> PROVIDED ENTRIES:
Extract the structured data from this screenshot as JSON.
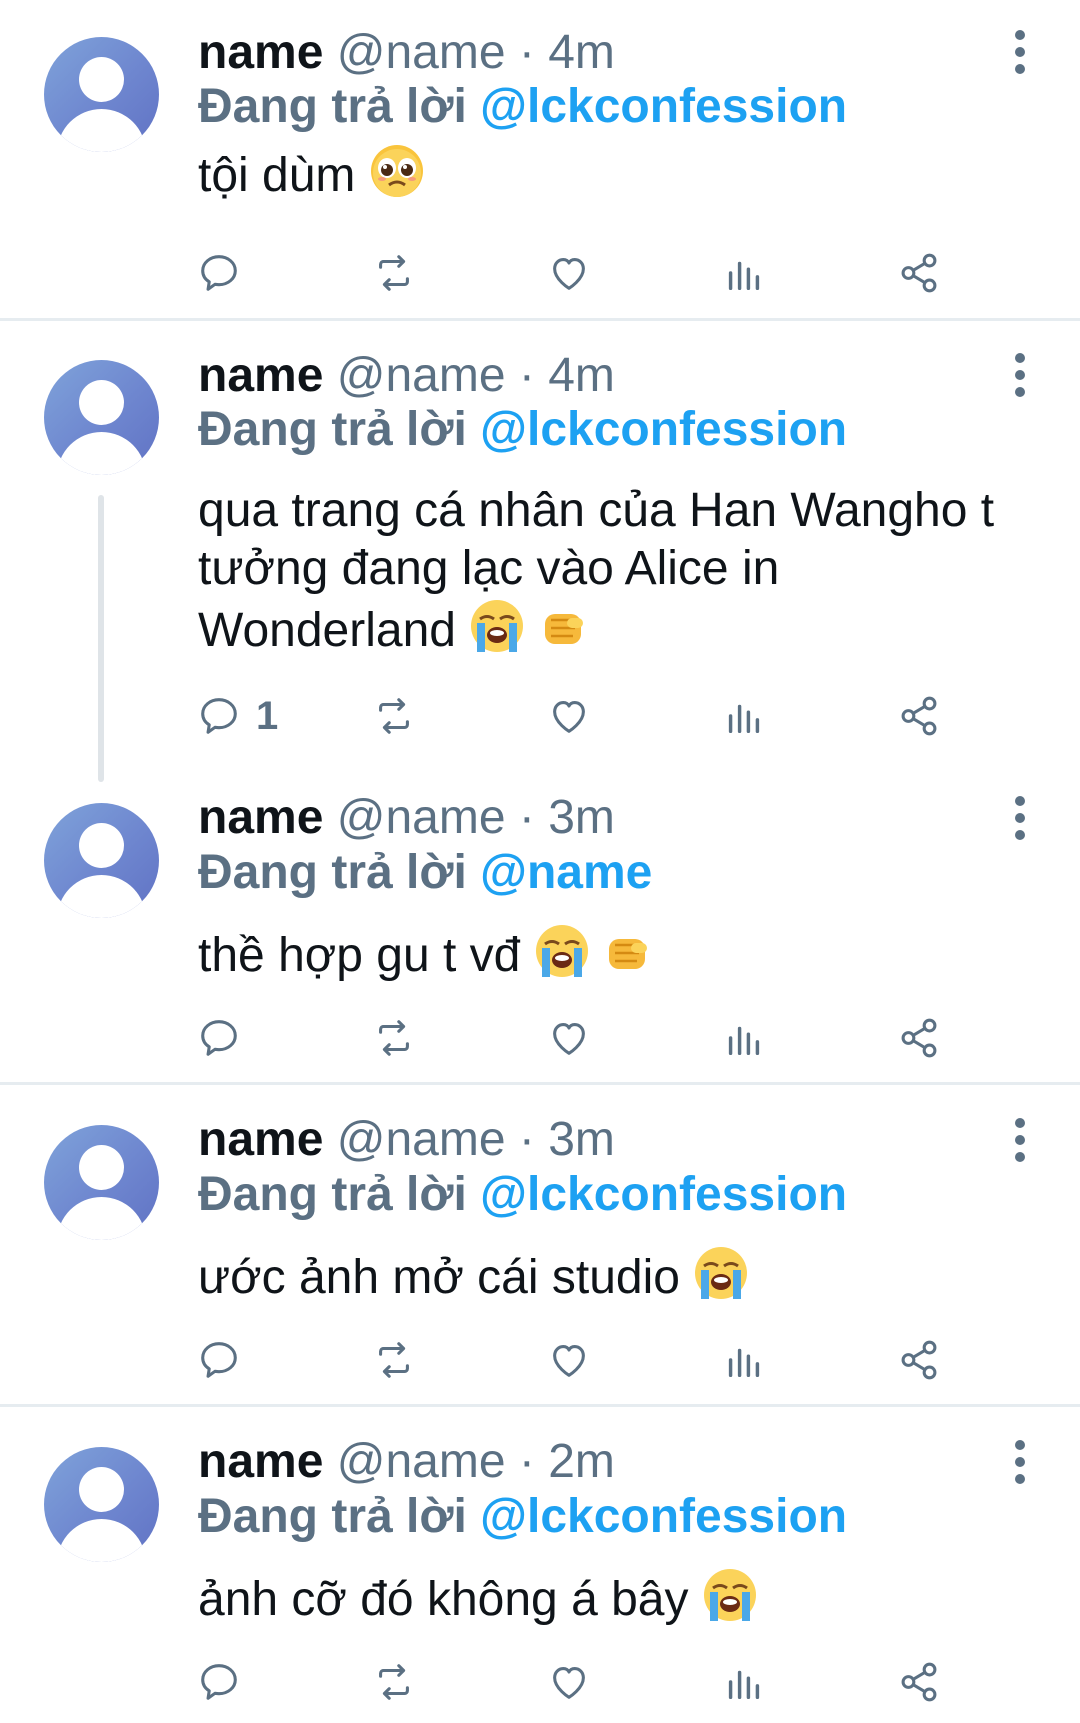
{
  "colors": {
    "link": "#1da1f2",
    "muted": "#5b7083",
    "text": "#0f1419"
  },
  "tweets": [
    {
      "name": "name",
      "handle": "@name",
      "separator": "·",
      "time": "4m",
      "reply_prefix": "Đang trả lời",
      "reply_to": "@lckconfession",
      "text": "tội dùm",
      "emojis": [
        "pleading-face"
      ],
      "reply_count": ""
    },
    {
      "name": "name",
      "handle": "@name",
      "separator": "·",
      "time": "4m",
      "reply_prefix": "Đang trả lời",
      "reply_to": "@lckconfession",
      "text": "qua trang cá nhân của Han Wangho t tưởng đang lạc vào Alice in Wonderland",
      "emojis": [
        "loudly-crying-face",
        "oncoming-fist"
      ],
      "reply_count": "1"
    },
    {
      "name": "name",
      "handle": "@name",
      "separator": "·",
      "time": "3m",
      "reply_prefix": "Đang trả lời",
      "reply_to": "@name",
      "text": "thề hợp gu t vđ",
      "emojis": [
        "loudly-crying-face",
        "oncoming-fist"
      ],
      "reply_count": ""
    },
    {
      "name": "name",
      "handle": "@name",
      "separator": "·",
      "time": "3m",
      "reply_prefix": "Đang trả lời",
      "reply_to": "@lckconfession",
      "text": "ước ảnh mở cái studio",
      "emojis": [
        "loudly-crying-face"
      ],
      "reply_count": ""
    },
    {
      "name": "name",
      "handle": "@name",
      "separator": "·",
      "time": "2m",
      "reply_prefix": "Đang trả lời",
      "reply_to": "@lckconfession",
      "text": "ảnh cỡ đó không á bây",
      "emojis": [
        "loudly-crying-face"
      ],
      "reply_count": ""
    }
  ]
}
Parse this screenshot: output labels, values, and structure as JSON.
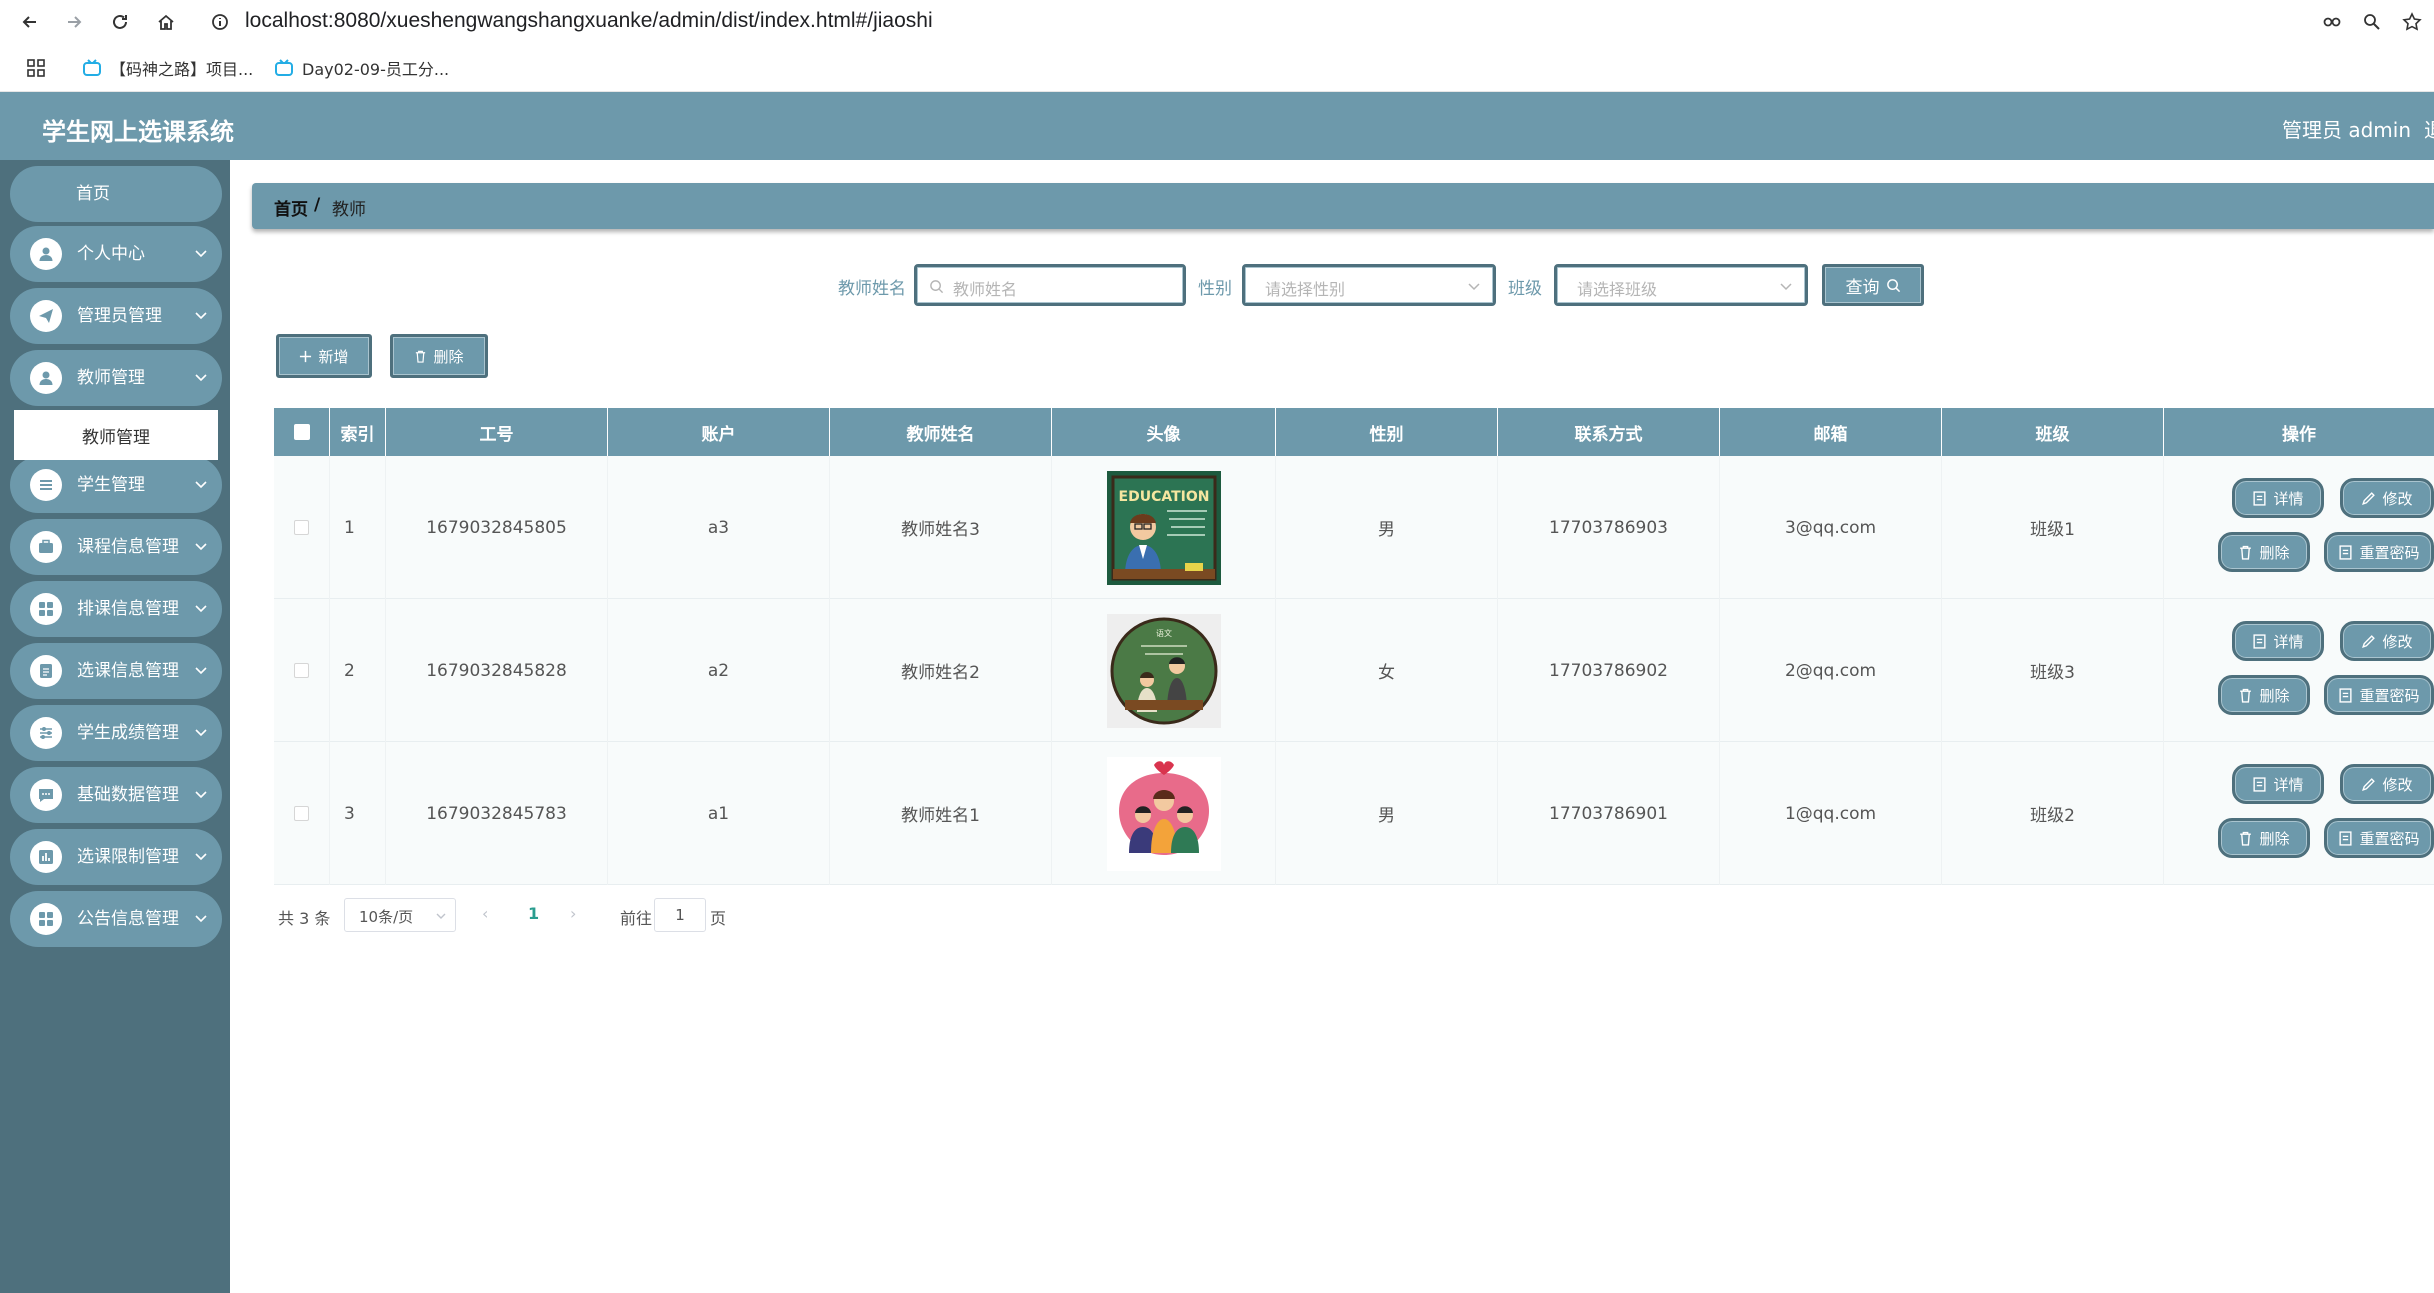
{
  "browser": {
    "url": "localhost:8080/xueshengwangshangxuanke/admin/dist/index.html#/jiaoshi",
    "bookmarks": [
      {
        "label": "【码神之路】项目..."
      },
      {
        "label": "Day02-09-员工分..."
      }
    ]
  },
  "header": {
    "title": "学生网上选课系统",
    "user": "管理员 admin",
    "logout": "退"
  },
  "sidebar": {
    "home": "首页",
    "items": [
      {
        "label": "个人中心",
        "icon": "user-icon"
      },
      {
        "label": "管理员管理",
        "icon": "send-icon"
      },
      {
        "label": "教师管理",
        "icon": "user-icon"
      },
      {
        "label": "学生管理",
        "icon": "list-icon"
      },
      {
        "label": "课程信息管理",
        "icon": "briefcase-icon"
      },
      {
        "label": "排课信息管理",
        "icon": "grid-icon"
      },
      {
        "label": "选课信息管理",
        "icon": "doc-icon"
      },
      {
        "label": "学生成绩管理",
        "icon": "sliders-icon"
      },
      {
        "label": "基础数据管理",
        "icon": "chat-icon"
      },
      {
        "label": "选课限制管理",
        "icon": "chart-icon"
      },
      {
        "label": "公告信息管理",
        "icon": "grid-icon"
      }
    ],
    "active_sub": "教师管理"
  },
  "breadcrumb": {
    "home": "首页",
    "separator": "/",
    "current": "教师"
  },
  "search": {
    "name_label": "教师姓名",
    "name_placeholder": "教师姓名",
    "gender_label": "性别",
    "gender_placeholder": "请选择性别",
    "class_label": "班级",
    "class_placeholder": "请选择班级",
    "query_label": "查询"
  },
  "actions": {
    "add_label": "新增",
    "delete_label": "删除"
  },
  "table": {
    "headers": [
      "索引",
      "工号",
      "账户",
      "教师姓名",
      "头像",
      "性别",
      "联系方式",
      "邮箱",
      "班级",
      "操作"
    ],
    "rows": [
      {
        "index": "1",
        "job_no": "1679032845805",
        "account": "a3",
        "name": "教师姓名3",
        "avatar": "education-avatar",
        "gender": "男",
        "phone": "17703786903",
        "email": "3@qq.com",
        "class": "班级1"
      },
      {
        "index": "2",
        "job_no": "1679032845828",
        "account": "a2",
        "name": "教师姓名2",
        "avatar": "classroom-avatar",
        "gender": "女",
        "phone": "17703786902",
        "email": "2@qq.com",
        "class": "班级3"
      },
      {
        "index": "3",
        "job_no": "1679032845783",
        "account": "a1",
        "name": "教师姓名1",
        "avatar": "family-avatar",
        "gender": "男",
        "phone": "17703786901",
        "email": "1@qq.com",
        "class": "班级2"
      }
    ],
    "ops": {
      "detail": "详情",
      "edit": "修改",
      "delete": "删除",
      "reset": "重置密码"
    }
  },
  "pagination": {
    "total": "共 3 条",
    "page_size": "10条/页",
    "current": "1",
    "goto_label": "前往",
    "goto_value": "1",
    "page_suffix": "页"
  },
  "colors": {
    "primary": "#6d99ab",
    "sidebar_bg": "#4e707d",
    "border": "#4e707d"
  }
}
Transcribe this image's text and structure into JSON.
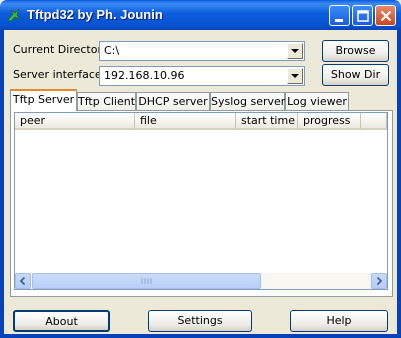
{
  "window": {
    "title": "Tftpd32 by Ph. Jounin"
  },
  "current_directory": {
    "label": "Current Directory",
    "value": "C:\\"
  },
  "server_interfaces": {
    "label": "Server interfaces",
    "value": "192.168.10.96"
  },
  "buttons": {
    "browse": "Browse",
    "show_dir": "Show Dir",
    "about": "About",
    "settings": "Settings",
    "help": "Help"
  },
  "tabs": [
    {
      "label": "Tftp Server",
      "active": true
    },
    {
      "label": "Tftp Client",
      "active": false
    },
    {
      "label": "DHCP server",
      "active": false
    },
    {
      "label": "Syslog server",
      "active": false
    },
    {
      "label": "Log viewer",
      "active": false
    }
  ],
  "table": {
    "columns": [
      "peer",
      "file",
      "start time",
      "progress"
    ],
    "rows": []
  }
}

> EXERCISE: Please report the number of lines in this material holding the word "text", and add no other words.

> EXERCISE RESPONSE: 7